And then there’s the whole subject of Individual vs Team and Being present (in the office command and control) vs Being productive.
KPIs alone no longer cut it in the world of fast-changing, complex, adaptive environments. OKRs and MIT’s FAST methodology provide a better way of assessing how an organization’s people are making progress (Panchadsaram and Prince, n.d.; Sull and Sull, n.d.).
In Chapter 14 of Building the Agile Business we stated as a blueprint for flexibility:
Overly restrictive procedures and micromanagement kills a chance of creating a culture of ownership and responsibility.
In a recent LinkedIn post, Dr. Richard Claydon, Chief Cognitive Officer at EQ Lab, said: "The future of work is not about place. Where you work is going to matter less and less... it is about how to work, not where you work."
Three of Dr. Claydon's points in that post align to the work of others;
- How do we ensure that all teams reach their full potential in the quickest possible time?
- How do we identify which team practices are effective, and scale them across other contextually similar teams in the organization?
- How do we close down failing projects before they cost us significant money, and throw more resources at projects that show all the signs of being successful?
I think there is another, which is 'Flex and Stretch' - how teams expand and contract depending on the nature of the projects they're working on. Complexity and the required skills will mean you don't have all the skills in-house (too costly), so hiring in and out will become a core skill (HR)... then you hit the war for talent (not enough to go around) and the importance of your organizational culture comes back into play.
Some of this has been suggested previously by John Hagel - Learning and Strategy and Narratives to Drive Exponential Learning - along with the work of Josh Bersin, My Ten Principles Of Leadership and The Calm Before The Storm: How The Pandemic Recovery Will Change Business.
Additionally, maybe there is a 4Ps methodology for remote working:
- Place - where and when you work.
- People - the skills diversity and adaptability of the people you hire.
- Productivity - output over being present and how that gets measured.
- Performance - leadership to team. Ability to connect, share and grow.
Ultimately, nobody likes change. But we’re at a crossroads and it’s time to really think about what’s coming our way.
If you think the pandemic was tough, automation, robotics, machine learning, IoT and super network marketplaces will drastically change the way we work, including how we’re structured, who we employ, from where, and how we get work done.

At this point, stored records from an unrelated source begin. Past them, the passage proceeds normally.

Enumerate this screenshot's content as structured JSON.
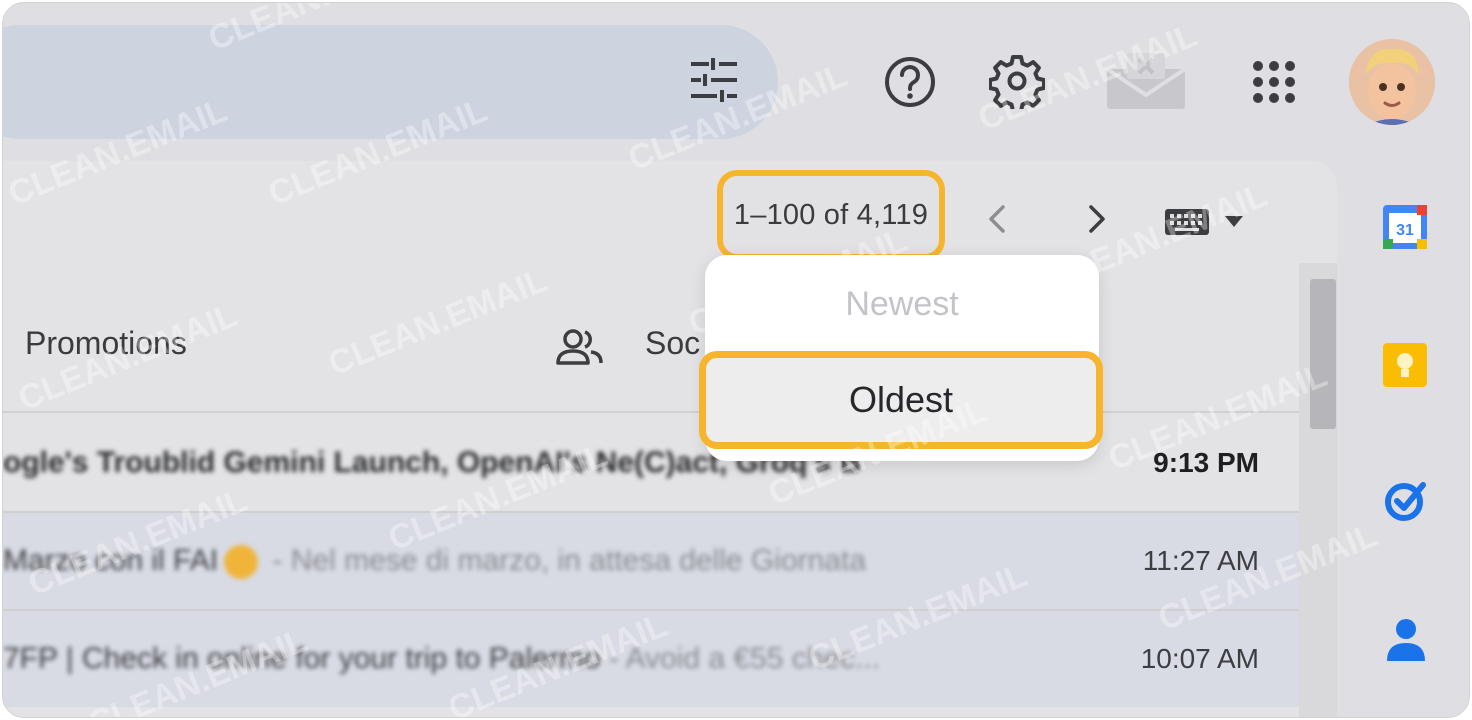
{
  "header": {
    "icons": [
      "tune-icon",
      "help-icon",
      "gear-icon",
      "mail-icon",
      "apps-icon"
    ],
    "avatar": "avatar"
  },
  "toolbar": {
    "page_range": "1–100 of 4,119",
    "icons": [
      "chevron-left-icon",
      "chevron-right-icon",
      "keyboard-icon",
      "caret-down-icon"
    ]
  },
  "tabs": {
    "promotions": "Promotions",
    "social": "Soc"
  },
  "sort_menu": {
    "options": [
      "Newest",
      "Oldest"
    ],
    "highlighted": "Oldest"
  },
  "emails": [
    {
      "subject": "ogle's Troublid Gemini Launch, OpenAI's Ne(C)act, Groq's B",
      "snippet": "",
      "time": "9:13 PM",
      "unread": true
    },
    {
      "subject": "Marzo con il FAI",
      "snippet": " - Nel mese di marzo, in attesa delle Giornata",
      "time": "11:27 AM",
      "unread": false
    },
    {
      "subject": "7FP | Check in online for your trip to Palermo",
      "snippet": " - Avoid a €55 chec...",
      "time": "10:07 AM",
      "unread": false
    }
  ],
  "side_panel": {
    "icons": [
      "calendar-icon",
      "keep-icon",
      "tasks-icon",
      "contacts-icon"
    ],
    "calendar_day": "31"
  },
  "watermark": "CLEAN.EMAIL",
  "colors": {
    "highlight": "#f7b52e",
    "calendar_blue": "#4285f4",
    "keep_yellow": "#fbbc04",
    "tasks_blue": "#1a73e8"
  }
}
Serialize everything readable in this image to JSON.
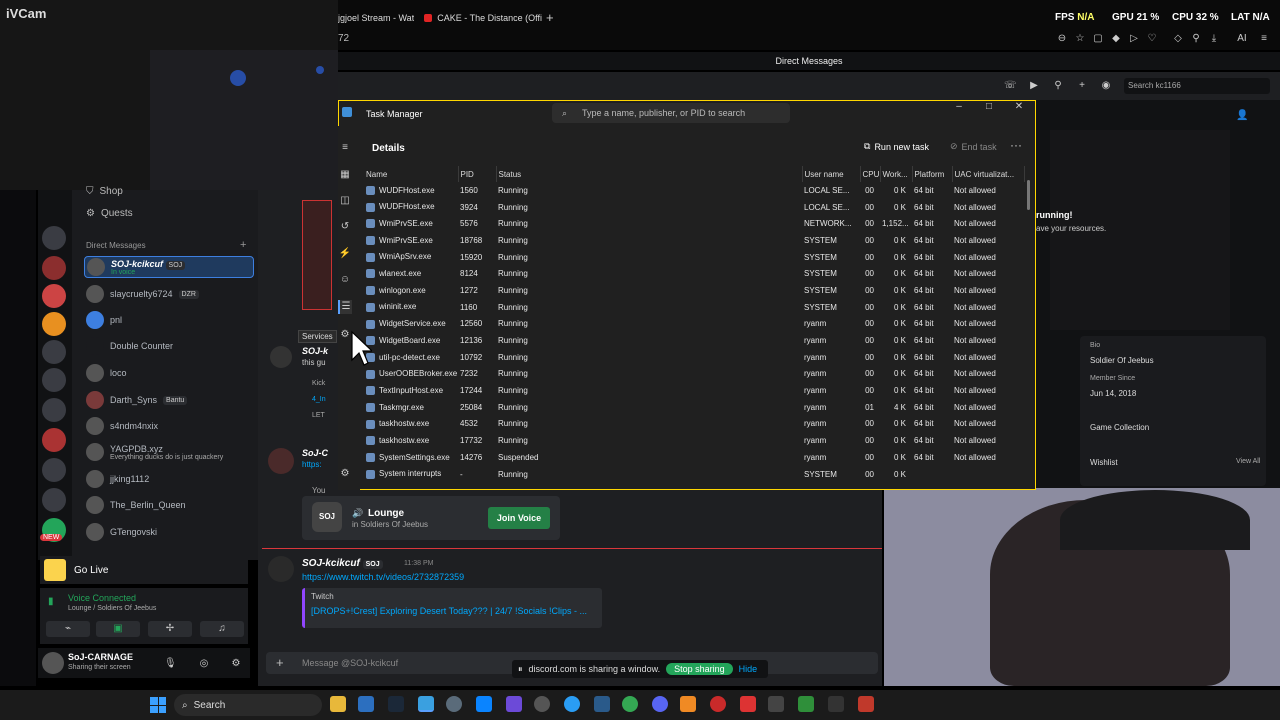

For more observations and thought-leadership like this, check out the book I co-wrote, Building the Agile Business Through Digital Transformation.